Although Twitter Counter attempted to reassure users, saying that it does not store Twitter account credentials or credit card information, Twitter also issued a statement, confirming that it had removed permissions for the third-party app and advised users to follow Twitter security tips.
This was not the first time Twitter Counter was hacked; in November 2016, the hack resulted in Twitter accounts belonging to “@PlayStation, @Viacom, @XboxSupport, @NTSB, @TheNewYorker, @TheNextWeb, the Red Cross (@ICRC) and @Money” aggressively tweeting “ways to help you obtain more followers for free.” At the time, the company promised, “As of now, the hackers CANNOT post on our users' behalf anymore.”
Twitter Counter CEO Omer Ginor told Bloomberg that the company had a “95 percent certainty” that it had fixed the problem after the November hack. But after the latest hack, it was unsure if “a hacker was ‘still lurking in the shadows, just waiting for the opportunity’.”
Ginor told Reuters, “Both attacks (had) similar effects and seemingly (the) same country of origin, as the November attackers were indeed operating from Turkey and the actions taken were benefiting Turkish properties and people.”
The tweets, according to Bloomberg,” included a swastika and described the attack as a ‘little Ottoman slap.’ ‘See you on April 16,’ they read, referring to the date of Turkey’s referendum to grant more powers” to Turkish President Recep Tayyip Erdogan, “and finish with: ‘What did I write?
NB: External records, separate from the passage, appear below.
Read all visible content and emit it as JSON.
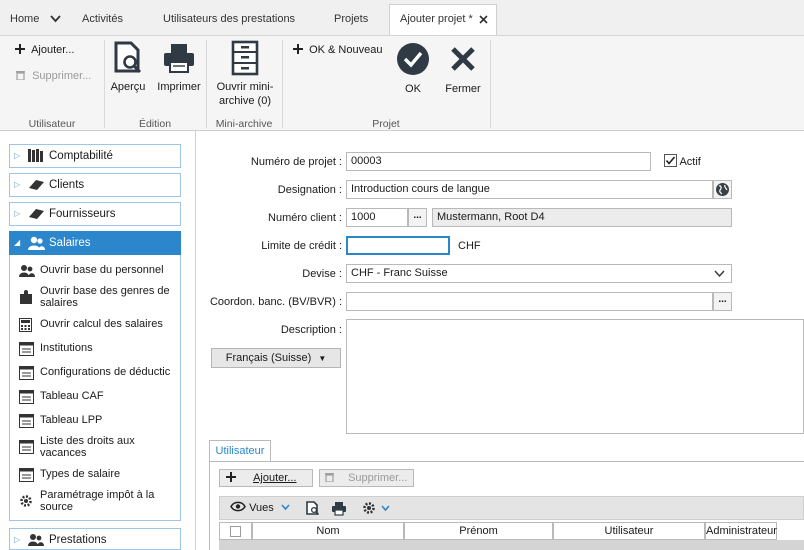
{
  "tabs": {
    "home": "Home",
    "activites": "Activités",
    "utilisateurs": "Utilisateurs des prestations",
    "projets": "Projets",
    "ajouter_projet": "Ajouter projet *"
  },
  "ribbon": {
    "ajouter": "Ajouter...",
    "supprimer": "Supprimer...",
    "group_utilisateur": "Utilisateur",
    "apercu": "Aperçu",
    "imprimer": "Imprimer",
    "group_edition": "Édition",
    "ouvrir_mini_archive_1": "Ouvrir mini-",
    "ouvrir_mini_archive_2": "archive (0)",
    "group_mini_archive": "Mini-archive",
    "ok_nouveau": "OK & Nouveau",
    "ok": "OK",
    "fermer": "Fermer",
    "group_projet": "Projet"
  },
  "sidebar": {
    "comptabilite": "Comptabilité",
    "clients": "Clients",
    "fournisseurs": "Fournisseurs",
    "salaires": "Salaires",
    "prestations": "Prestations",
    "items": [
      "Ouvrir base du personnel",
      "Ouvrir base des genres de salaires",
      "Ouvrir calcul des salaires",
      "Institutions",
      "Configurations de déductic",
      "Tableau CAF",
      "Tableau LPP",
      "Liste des droits aux vacances",
      "Types de salaire",
      "Paramétrage impôt à la source"
    ]
  },
  "form": {
    "numero_projet_label": "Numéro de projet :",
    "numero_projet_value": "00003",
    "actif_label": "Actif",
    "designation_label": "Designation :",
    "designation_value": "Introduction cours de langue",
    "numero_client_label": "Numéro client :",
    "numero_client_value": "1000",
    "client_name": "Mustermann, Root D4",
    "limite_credit_label": "Limite de crédit :",
    "limite_credit_value": "",
    "currency_suffix": "CHF",
    "devise_label": "Devise :",
    "devise_value": "CHF - Franc Suisse",
    "coordon_label": "Coordon. banc. (BV/BVR) :",
    "coordon_value": "",
    "description_label": "Description :",
    "language_button": "Français (Suisse)",
    "dots": "..."
  },
  "bottom": {
    "tab_utilisateur": "Utilisateur",
    "ajouter": "Ajouter...",
    "supprimer": "Supprimer...",
    "vues": "Vues",
    "columns": [
      "Nom",
      "Prénom",
      "Utilisateur",
      "Administrateur"
    ]
  },
  "colors": {
    "accent": "#2b86cc",
    "ok_circle": "#2f3a44"
  }
}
Learn Turkish.’ A four-minute video attached to the tweets begins with an Erdogan speech in which he says: ‘If we’re going to die, let’s die like men.’ It then features scenes from various Erdogan speeches.”
FireEye senior intelligence analyst Jens Monrad said, “On the 11th of March, shortly after the Dutch authorities prevented [Turkish] foreign minister Mevlut Cavusoglu from flying to Rotterdam, we observed disruption attacks carried out against Rotterdam The Hauge Airport's website. The DDoS attack was most likely carried out by a Turkish hacktivist group that appears to be motivated by Turkish nationalism.”
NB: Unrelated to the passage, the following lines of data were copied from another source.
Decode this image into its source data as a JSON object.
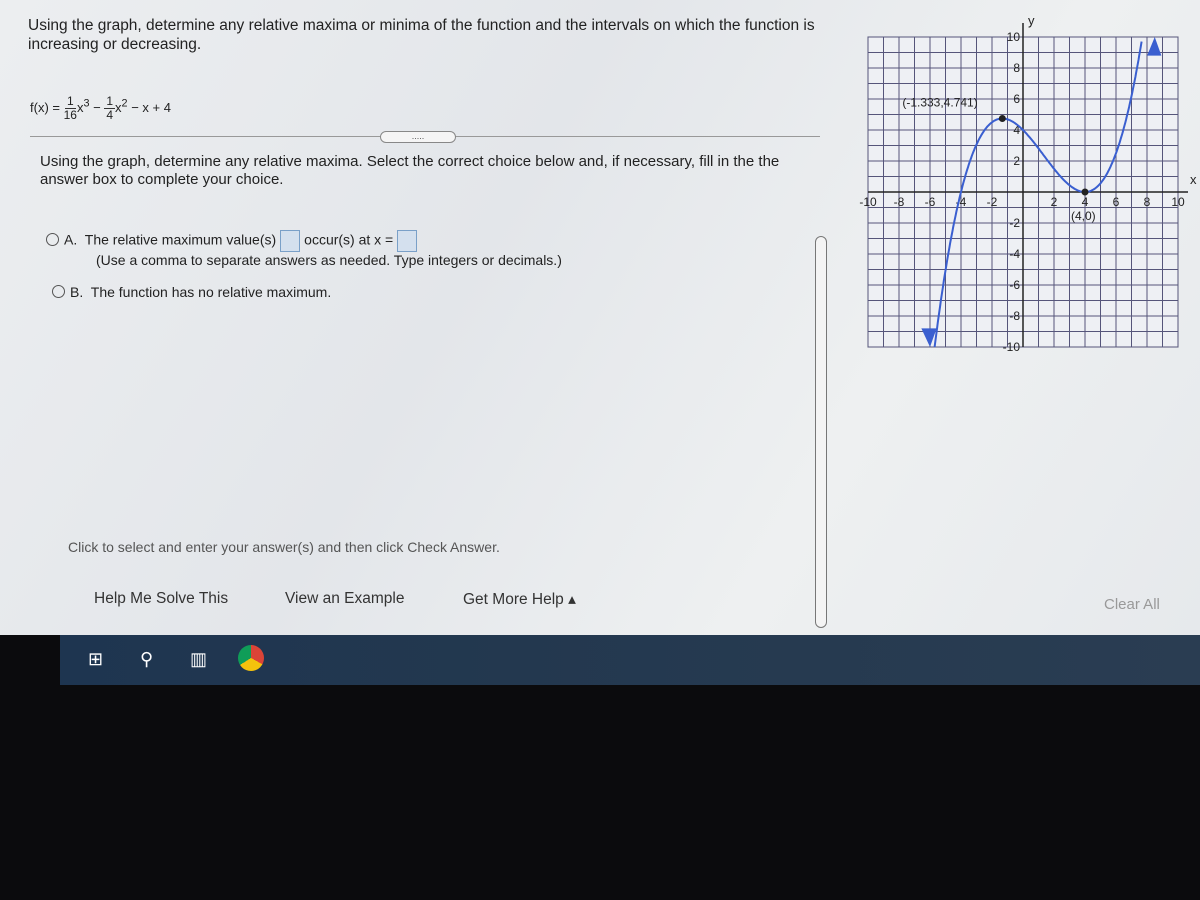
{
  "question": "Using the graph, determine any relative maxima or minima of the function and the intervals on which the function is increasing or decreasing.",
  "function": {
    "lhs": "f(x) =",
    "a_num": "1",
    "a_den": "16",
    "t1": "x",
    "e1": "3",
    "minus": "−",
    "b_num": "1",
    "b_den": "4",
    "t2": "x",
    "e2": "2",
    "rest": "− x + 4"
  },
  "more_button": ".....",
  "subquestion": "Using the graph, determine any relative maxima. Select the correct choice below and, if necessary, fill in the the answer box to complete your choice.",
  "option_a": {
    "letter": "A.",
    "text1": "The relative maximum value(s)",
    "text2": "occur(s) at x =",
    "hint": "(Use a comma to separate answers as needed. Type integers or decimals.)"
  },
  "option_b": {
    "letter": "B.",
    "text": "The function has no relative maximum."
  },
  "instruction": "Click to select and enter your answer(s) and then click Check Answer.",
  "footer": {
    "help": "Help Me Solve This",
    "example": "View an Example",
    "more_help": "Get More Help ▴",
    "clear": "Clear All"
  },
  "taskbar": {
    "icons": [
      "windows-icon",
      "search-icon",
      "task-view-icon",
      "chrome-icon"
    ]
  },
  "chart_data": {
    "type": "line",
    "function": "1/16 x^3 - 1/4 x^2 - x + 4",
    "xlabel": "x",
    "ylabel": "y",
    "xlim": [
      -10,
      10
    ],
    "ylim": [
      -10,
      10
    ],
    "xticks": [
      "-10",
      "-8",
      "-6",
      "-4",
      "-2",
      "2",
      "4",
      "6",
      "8",
      "10"
    ],
    "yticks": [
      "10",
      "8",
      "6",
      "4",
      "2",
      "-2",
      "-4",
      "-6",
      "-8",
      "-10"
    ],
    "grid": true,
    "line_color": "#3a5fd0",
    "points": [
      {
        "x": -1.333,
        "y": 4.741,
        "label": "(-1.333,4.741)"
      },
      {
        "x": 4,
        "y": 0,
        "label": "(4,0)"
      }
    ]
  }
}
After the Twitter Counter hack, Michael Patterson, CEO of Plixer International said, “Given the political nature of the tweets, it’s not unreasonable to assume this was a state sponsored hack. The message delivered through this hack has received global attention that would likely not have been possible through any other method. This massive exposure becomes an incentive for others to use cyber-attacks as a means of gaining global attention to their cause.”
“This highlights the expanded threat surface created when third party applications are granted access to social media platforms and the applications we use every day,” Patterson added. “It is common for consumer applications to request access to social media platforms, and most people will allow that access. Every time you link another application to your social media platforms, you are providing hackers with another possible point of entry.”